(Web page and app entries)
[Start of Attachment]

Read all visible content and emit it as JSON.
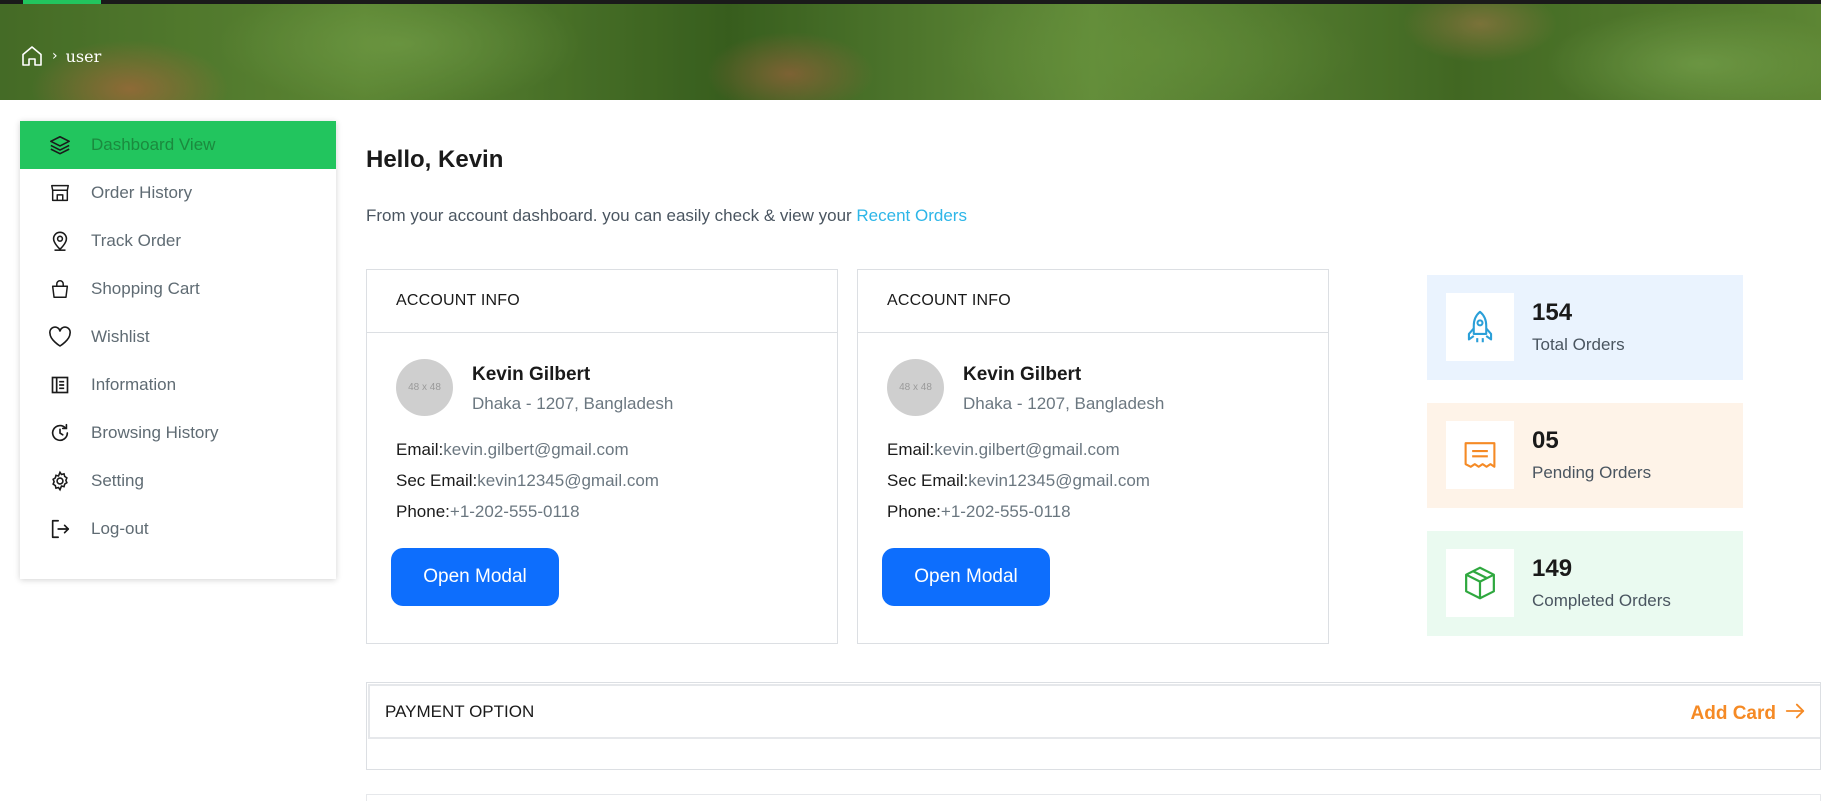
{
  "breadcrumb": {
    "home_icon": "home-icon",
    "separator": "›",
    "current": "user"
  },
  "sidebar": {
    "items": [
      {
        "label": "Dashboard View",
        "icon": "layers-icon",
        "active": true
      },
      {
        "label": "Order History",
        "icon": "storefront-icon"
      },
      {
        "label": "Track Order",
        "icon": "map-pin-icon"
      },
      {
        "label": "Shopping Cart",
        "icon": "shopping-bag-icon"
      },
      {
        "label": "Wishlist",
        "icon": "heart-icon"
      },
      {
        "label": "Information",
        "icon": "document-icon"
      },
      {
        "label": "Browsing History",
        "icon": "history-icon"
      },
      {
        "label": "Setting",
        "icon": "gear-icon"
      },
      {
        "label": "Log-out",
        "icon": "logout-icon"
      }
    ]
  },
  "main": {
    "greeting": "Hello, Kevin",
    "intro_text": "From your account dashboard. you can easily check & view your ",
    "intro_link": "Recent Orders",
    "cards": [
      {
        "title": "ACCOUNT INFO",
        "avatar_placeholder": "48 x 48",
        "name": "Kevin Gilbert",
        "address": "Dhaka - 1207, Bangladesh",
        "email_label": "Email:",
        "email": "kevin.gilbert@gmail.com",
        "sec_email_label": "Sec Email:",
        "sec_email": "kevin12345@gmail.com",
        "phone_label": "Phone:",
        "phone": "+1-202-555-0118",
        "button": "Open Modal"
      },
      {
        "title": "ACCOUNT INFO",
        "avatar_placeholder": "48 x 48",
        "name": "Kevin Gilbert",
        "address": "Dhaka - 1207, Bangladesh",
        "email_label": "Email:",
        "email": "kevin.gilbert@gmail.com",
        "sec_email_label": "Sec Email:",
        "sec_email": "kevin12345@gmail.com",
        "phone_label": "Phone:",
        "phone": "+1-202-555-0118",
        "button": "Open Modal"
      }
    ],
    "stats": [
      {
        "value": "154",
        "label": "Total Orders",
        "icon": "rocket-icon",
        "bg": "#eaf3fe",
        "color": "#2a9fd8"
      },
      {
        "value": "05",
        "label": "Pending Orders",
        "icon": "receipt-icon",
        "bg": "#fef3e8",
        "color": "#f58a25"
      },
      {
        "value": "149",
        "label": "Completed Orders",
        "icon": "package-icon",
        "bg": "#eafaf0",
        "color": "#2fa83f"
      }
    ],
    "payment": {
      "title": "PAYMENT OPTION",
      "add_label": "Add Card"
    }
  },
  "colors": {
    "accent": "#22c55e",
    "primary_button": "#0d6efd",
    "link": "#2db6e8",
    "add_card": "#f58a25"
  }
}
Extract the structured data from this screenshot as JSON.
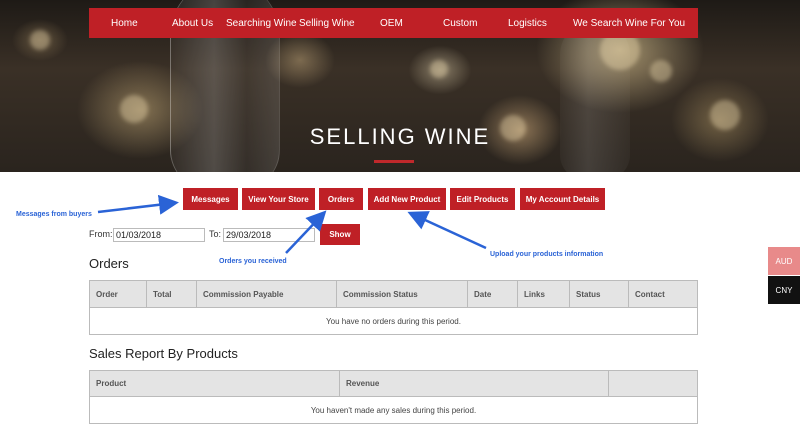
{
  "nav": {
    "items": [
      "Home",
      "About Us",
      "Searching Wine",
      "Selling Wine",
      "OEM",
      "Custom",
      "Logistics",
      "We Search Wine For You"
    ]
  },
  "hero": {
    "title": "SELLING WINE"
  },
  "tabs": [
    "Messages",
    "View Your Store",
    "Orders",
    "Add New Product",
    "Edit Products",
    "My Account Details"
  ],
  "filter": {
    "from_label": "From:",
    "from_value": "01/03/2018",
    "to_label": "To:",
    "to_value": "29/03/2018",
    "show_label": "Show"
  },
  "annotations": {
    "messages": "Messages from buyers",
    "orders": "Orders you received",
    "upload": "Upload your products information"
  },
  "orders": {
    "title": "Orders",
    "columns": [
      "Order",
      "Total",
      "Commission Payable",
      "Commission Status",
      "Date",
      "Links",
      "Status",
      "Contact"
    ],
    "empty": "You have no orders during this period."
  },
  "sales": {
    "title": "Sales Report By Products",
    "columns": [
      "Product",
      "Revenue",
      ""
    ],
    "empty": "You haven't made any sales during this period."
  },
  "currency": {
    "aud": "AUD",
    "cny": "CNY"
  },
  "colors": {
    "brand_red": "#bf2026",
    "annotation_blue": "#2a63d6",
    "aud_bg": "#e88a8a",
    "cny_bg": "#111111"
  }
}
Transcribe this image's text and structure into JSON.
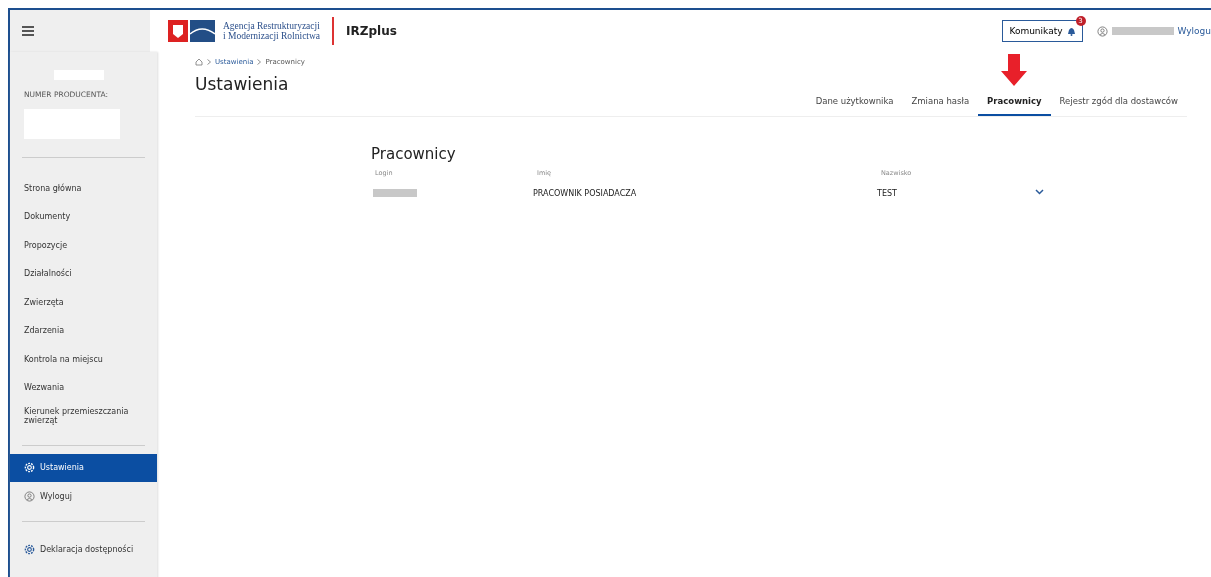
{
  "header": {
    "agency_name": [
      "Agencja Restrukturyzacji",
      "i Modernizacji Rolnictwa"
    ],
    "app_name": "IRZplus",
    "messages_button": "Komunikaty",
    "messages_count": "3",
    "logout_link": "Wylogu"
  },
  "profile": {
    "producer_label": "NUMER PRODUCENTA:"
  },
  "sidebar": {
    "items": [
      {
        "label": "Strona główna",
        "selected": false
      },
      {
        "label": "Dokumenty",
        "selected": false
      },
      {
        "label": "Propozycje",
        "selected": false
      },
      {
        "label": "Działalności",
        "selected": false
      },
      {
        "label": "Zwierzęta",
        "selected": false
      },
      {
        "label": "Zdarzenia",
        "selected": false
      },
      {
        "label": "Kontrola na miejscu",
        "selected": false
      },
      {
        "label": "Wezwania",
        "selected": false
      },
      {
        "label": "Kierunek przemieszczania zwierząt",
        "selected": false
      }
    ],
    "settings_items": [
      {
        "label": "Ustawienia",
        "selected": true,
        "kind": "gear"
      },
      {
        "label": "Wyloguj",
        "selected": false,
        "kind": "user"
      }
    ],
    "footer_items": [
      {
        "label": "Deklaracja dostępności",
        "selected": false,
        "kind": "gear"
      }
    ]
  },
  "breadcrumb": [
    "Ustawienia",
    "Pracownicy"
  ],
  "page_title": "Ustawienia",
  "tabs": [
    {
      "label": "Dane użytkownika",
      "selected": false
    },
    {
      "label": "Zmiana hasła",
      "selected": false
    },
    {
      "label": "Pracownicy",
      "selected": true
    },
    {
      "label": "Rejestr zgód dla dostawców",
      "selected": false
    }
  ],
  "section_title": "Pracownicy",
  "table": {
    "columns": [
      "Login",
      "Imię",
      "Nazwisko"
    ],
    "rows": [
      {
        "name": "PRACOWNIK POSIADACZA",
        "surname": "TEST"
      }
    ]
  }
}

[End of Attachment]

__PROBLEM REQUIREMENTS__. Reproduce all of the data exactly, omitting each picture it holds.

__TASK RESPONSE__.
Read all visible content and emit it as JSON.
{
  "breadcrumb": {
    "home_icon": "home-icon",
    "separator": "›",
    "current": "user"
  },
  "sidebar": {
    "items": [
      {
        "label": "Dashboard View",
        "icon": "layers-icon",
        "active": true
      },
      {
        "label": "Order History",
        "icon": "storefront-icon"
      },
      {
        "label": "Track Order",
        "icon": "map-pin-icon"
      },
      {
        "label": "Shopping Cart",
        "icon": "shopping-bag-icon"
      },
      {
        "label": "Wishlist",
        "icon": "heart-icon"
      },
      {
        "label": "Information",
        "icon": "document-icon"
      },
      {
        "label": "Browsing History",
        "icon": "history-icon"
      },
      {
        "label": "Setting",
        "icon": "gear-icon"
      },
      {
        "label": "Log-out",
        "icon": "logout-icon"
      }
    ]
  },
  "main": {
    "greeting": "Hello, Kevin",
    "intro_text": "From your account dashboard. you can easily check & view your ",
    "intro_link": "Recent Orders",
    "cards": [
      {
        "title": "ACCOUNT INFO",
        "avatar_placeholder": "48 x 48",
        "name": "Kevin Gilbert",
        "address": "Dhaka - 1207, Bangladesh",
        "email_label": "Email:",
        "email": "kevin.gilbert@gmail.com",
        "sec_email_label": "Sec Email:",
        "sec_email": "kevin12345@gmail.com",
        "phone_label": "Phone:",
        "phone": "+1-202-555-0118",
        "button": "Open Modal"
      },
      {
        "title": "ACCOUNT INFO",
        "avatar_placeholder": "48 x 48",
        "name": "Kevin Gilbert",
        "address": "Dhaka - 1207, Bangladesh",
        "email_label": "Email:",
        "email": "kevin.gilbert@gmail.com",
        "sec_email_label": "Sec Email:",
        "sec_email": "kevin12345@gmail.com",
        "phone_label": "Phone:",
        "phone": "+1-202-555-0118",
        "button": "Open Modal"
      }
    ],
    "stats": [
      {
        "value": "154",
        "label": "Total Orders",
        "icon": "rocket-icon",
        "bg": "#eaf3fe",
        "color": "#2a9fd8"
      },
      {
        "value": "05",
        "label": "Pending Orders",
        "icon": "receipt-icon",
        "bg": "#fef3e8",
        "color": "#f58a25"
      },
      {
        "value": "149",
        "label": "Completed Orders",
        "icon": "package-icon",
        "bg": "#eafaf0",
        "color": "#2fa83f"
      }
    ],
    "payment": {
      "title": "PAYMENT OPTION",
      "add_label": "Add Card"
    }
  },
  "colors": {
    "accent": "#22c55e",
    "primary_button": "#0d6efd",
    "link": "#2db6e8",
    "add_card": "#f58a25"
  }
}
Extract the structured data from this screenshot as JSON.
{
  "nav": {
    "items": [
      "Home",
      "About Us",
      "Searching Wine",
      "Selling Wine",
      "OEM",
      "Custom",
      "Logistics",
      "We Search Wine For You"
    ]
  },
  "hero": {
    "title": "SELLING WINE"
  },
  "tabs": [
    "Messages",
    "View Your Store",
    "Orders",
    "Add New Product",
    "Edit Products",
    "My Account Details"
  ],
  "filter": {
    "from_label": "From:",
    "from_value": "01/03/2018",
    "to_label": "To:",
    "to_value": "29/03/2018",
    "show_label": "Show"
  },
  "annotations": {
    "messages": "Messages from buyers",
    "orders": "Orders you received",
    "upload": "Upload your products information"
  },
  "orders": {
    "title": "Orders",
    "columns": [
      "Order",
      "Total",
      "Commission Payable",
      "Commission Status",
      "Date",
      "Links",
      "Status",
      "Contact"
    ],
    "empty": "You have no orders during this period."
  },
  "sales": {
    "title": "Sales Report By Products",
    "columns": [
      "Product",
      "Revenue",
      ""
    ],
    "empty": "You haven't made any sales during this period."
  },
  "currency": {
    "aud": "AUD",
    "cny": "CNY"
  },
  "colors": {
    "brand_red": "#bf2026",
    "annotation_blue": "#2a63d6",
    "aud_bg": "#e88a8a",
    "cny_bg": "#111111"
  }
}
Transcribe this image's text and structure into JSON.
{
  "header": {
    "agency_name": [
      "Agencja Restrukturyzacji",
      "i Modernizacji Rolnictwa"
    ],
    "app_name": "IRZplus",
    "messages_button": "Komunikaty",
    "messages_count": "3",
    "logout_link": "Wylogu"
  },
  "profile": {
    "producer_label": "NUMER PRODUCENTA:"
  },
  "sidebar": {
    "items": [
      {
        "label": "Strona główna",
        "selected": false
      },
      {
        "label": "Dokumenty",
        "selected": false
      },
      {
        "label": "Propozycje",
        "selected": false
      },
      {
        "label": "Działalności",
        "selected": false
      },
      {
        "label": "Zwierzęta",
        "selected": false
      },
      {
        "label": "Zdarzenia",
        "selected": false
      },
      {
        "label": "Kontrola na miejscu",
        "selected": false
      },
      {
        "label": "Wezwania",
        "selected": false
      },
      {
        "label": "Kierunek przemieszczania zwierząt",
        "selected": false
      }
    ],
    "settings_items": [
      {
        "label": "Ustawienia",
        "selected": true,
        "kind": "gear"
      },
      {
        "label": "Wyloguj",
        "selected": false,
        "kind": "user"
      }
    ],
    "footer_items": [
      {
        "label": "Deklaracja dostępności",
        "selected": false,
        "kind": "gear"
      }
    ]
  },
  "breadcrumb": [
    "Ustawienia",
    "Pracownicy"
  ],
  "page_title": "Ustawienia",
  "tabs": [
    {
      "label": "Dane użytkownika",
      "selected": false
    },
    {
      "label": "Zmiana hasła",
      "selected": false
    },
    {
      "label": "Pracownicy",
      "selected": true
    },
    {
      "label": "Rejestr zgód dla dostawców",
      "selected": false
    }
  ],
  "section_title": "Pracownicy",
  "table": {
    "columns": [
      "Login",
      "Imię",
      "Nazwisko"
    ],
    "rows": [
      {
        "name": "PRACOWNIK POSIADACZA",
        "surname": "TEST"
      }
    ]
  }
}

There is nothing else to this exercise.